Yoni pearls can also lead to pelvic inflammatory disease, which can do a lot of damage to your reproductive system, leading to ectopic pregnancy, long-term pain, and infertility.

It’s difficult to say for certain, but you should know that most miscarriages occur because of things outside your control.

In other words, miscarriages are generally not the result of something you did or didn’t do. So try not to blame yourself if you have one.

“Most miscarriages are caused by a genetic issue,” says Gaither, such as a chromosomal abnormality in the baby. In fact, estimates suggest that between 50 percent and 70 percent of spontaneous miscarriages occur for this reason, most within the first trimester.

That said, as noted above, infections can increase your chances of a miscarriage. But there are lots of other factors that can lead to miscarriage too, including:

  • malnutrition
  • tobacco, drug, or alcohol use
  • high caffeine intake
  • maternal age or weight
  • hormonal issues
  • thyroid disease
  • diabetes
  • cervical problems
  • uterus anatomy
  • high blood pressure
  • trauma
  • food poisoning
  • certain medications

Sometimes, the cause of a miscarriage just isn’t known.

If you’ve had a miscarriage, your doctor might be able to do a genetic analysis to see if there was a genetic anomaly. And if you’ve had multiple miscarriages, Gaither says that you should talk to your doctor to see if something else is going on.

A lot of yoni pearl users post graphic images of their “detox,” including photos of thick grey discharge that smells bad. But this can actually be a sign of an infection — not that the pearls worked.

Signs of infection to look for include:

  • vaginal itching
  • more vaginal discharge than usual
  • grey, white, or greenish-yellow discharge, especially if it’s frothy or cottage cheese-like
  • a strong odor, especially if it smells fishy
  • pain or burning during urination and intercourse
  • spotting or bleeding (this always warrants a call to your doctor or midwife during pregnancy)

If you experience any of these symptoms after using yoni pearls, contact your doctor for treatment.

In addition, be on the lookout for symptoms of toxic shock syndrome, including:

  • confusion
  • diarrhea
  • fever
  • muscle aches
  • nausea
  • rash
  • seizures
  • vomiting
  • redness around your mouth, eyes, and throat

Seek medical attention immediately if you experience any of these.

Yoni pearls don’t detox, cleanse, or help medical conditions. In fact, they can cause infections, which can be dangerous to your health and the health of your pregnancy.

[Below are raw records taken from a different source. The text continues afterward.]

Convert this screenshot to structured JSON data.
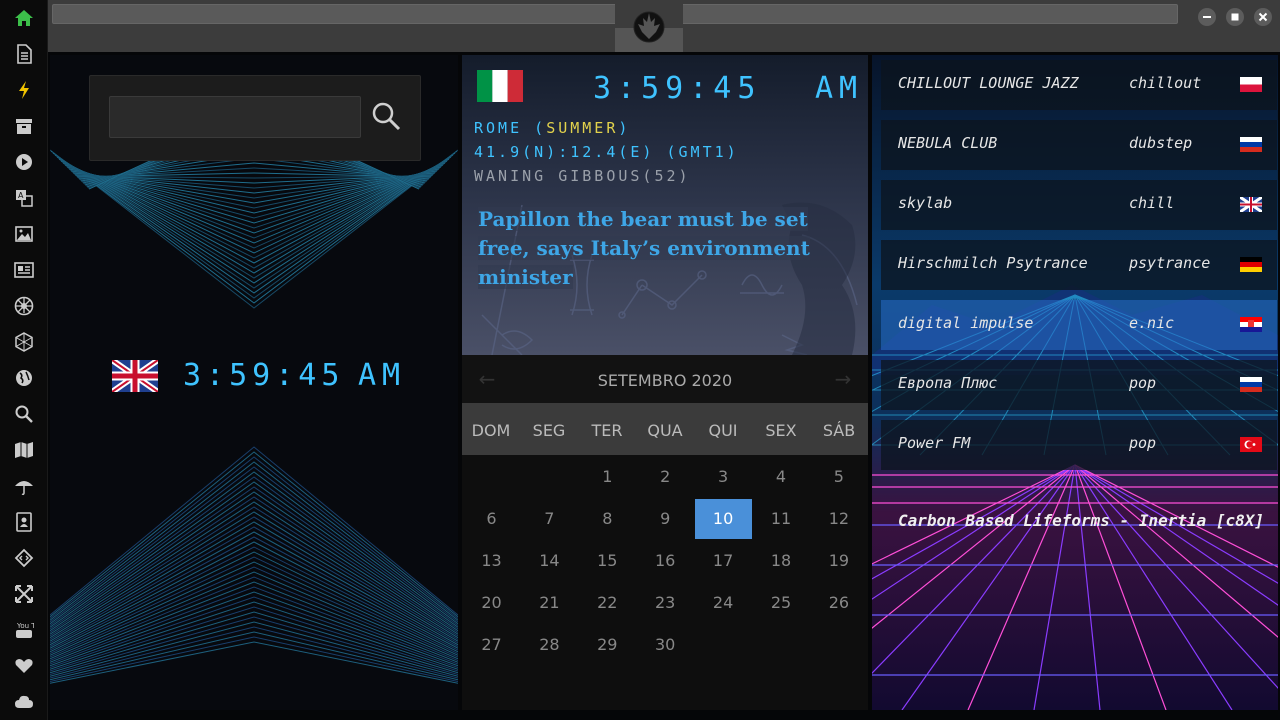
{
  "sidebar": {
    "items": [
      {
        "icon": "home-icon",
        "color": "#3cbf4a"
      },
      {
        "icon": "document-icon"
      },
      {
        "icon": "lightning-icon",
        "color": "#f2c500"
      },
      {
        "icon": "archive-icon"
      },
      {
        "icon": "play-circle-icon"
      },
      {
        "icon": "translate-icon"
      },
      {
        "icon": "image-icon"
      },
      {
        "icon": "newspaper-icon"
      },
      {
        "icon": "galactic-empire-icon"
      },
      {
        "icon": "hexagon-icon"
      },
      {
        "icon": "globe-icon"
      },
      {
        "icon": "search-icon"
      },
      {
        "icon": "map-icon"
      },
      {
        "icon": "umbrella-icon"
      },
      {
        "icon": "contact-book-icon"
      },
      {
        "icon": "code-diamond-icon"
      },
      {
        "icon": "expand-arrows-icon"
      },
      {
        "icon": "youtube-icon",
        "label": "You Tube"
      },
      {
        "icon": "heart-icon"
      },
      {
        "icon": "cloud-icon"
      }
    ]
  },
  "window": {
    "logo": "rebel-alliance-icon"
  },
  "left_clock": {
    "flag": "uk-flag",
    "time": "3:59:45",
    "ampm": "AM"
  },
  "main_clock": {
    "flag": "italy-flag",
    "time": "3:59:45",
    "ampm": "AM",
    "location_prefix": "ROME (",
    "location_season": "SUMMER",
    "location_suffix": ")",
    "coordinates": "41.9(N):12.4(E) (GMT1)",
    "moon": "WANING GIBBOUS(52)"
  },
  "news": {
    "headline": "Papillon the bear must be set free, says Italy’s environment minister"
  },
  "calendar": {
    "month": "SETEMBRO 2020",
    "weekdays": [
      "DOM",
      "SEG",
      "TER",
      "QUA",
      "QUI",
      "SEX",
      "SÁB"
    ],
    "selected_day": 10,
    "first_weekday": 2,
    "days_in_month": 30
  },
  "radio": {
    "stations": [
      {
        "name": "CHILLOUT LOUNGE JAZZ",
        "genre": "chillout",
        "flag": "poland-flag"
      },
      {
        "name": "NEBULA CLUB",
        "genre": "dubstep",
        "flag": "russia-flag"
      },
      {
        "name": "skylab",
        "genre": "chill",
        "flag": "uk-flag"
      },
      {
        "name": "Hirschmilch Psytrance",
        "genre": "psytrance",
        "flag": "germany-flag"
      },
      {
        "name": "digital impulse",
        "genre": "e.nic",
        "flag": "croatia-flag",
        "active": true
      },
      {
        "name": "Европа Плюс",
        "genre": "pop",
        "flag": "russia-flag"
      },
      {
        "name": "Power FM",
        "genre": "pop",
        "flag": "turkey-flag"
      }
    ],
    "now_playing": "Carbon Based Lifeforms - Inertia [c8X]"
  },
  "colors": {
    "clock": "#3fc3ff",
    "news": "#3ea6e6",
    "accent_yellow": "#e2d24c",
    "selected_day": "#4a90d9"
  }
}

While yoni pearls may not directly cause a miscarriage, these secondary infections could, at least in theory.

If you’re worried about vaginal odor or discharge, talk to your doctor before trying any at-home or “natural” remedies.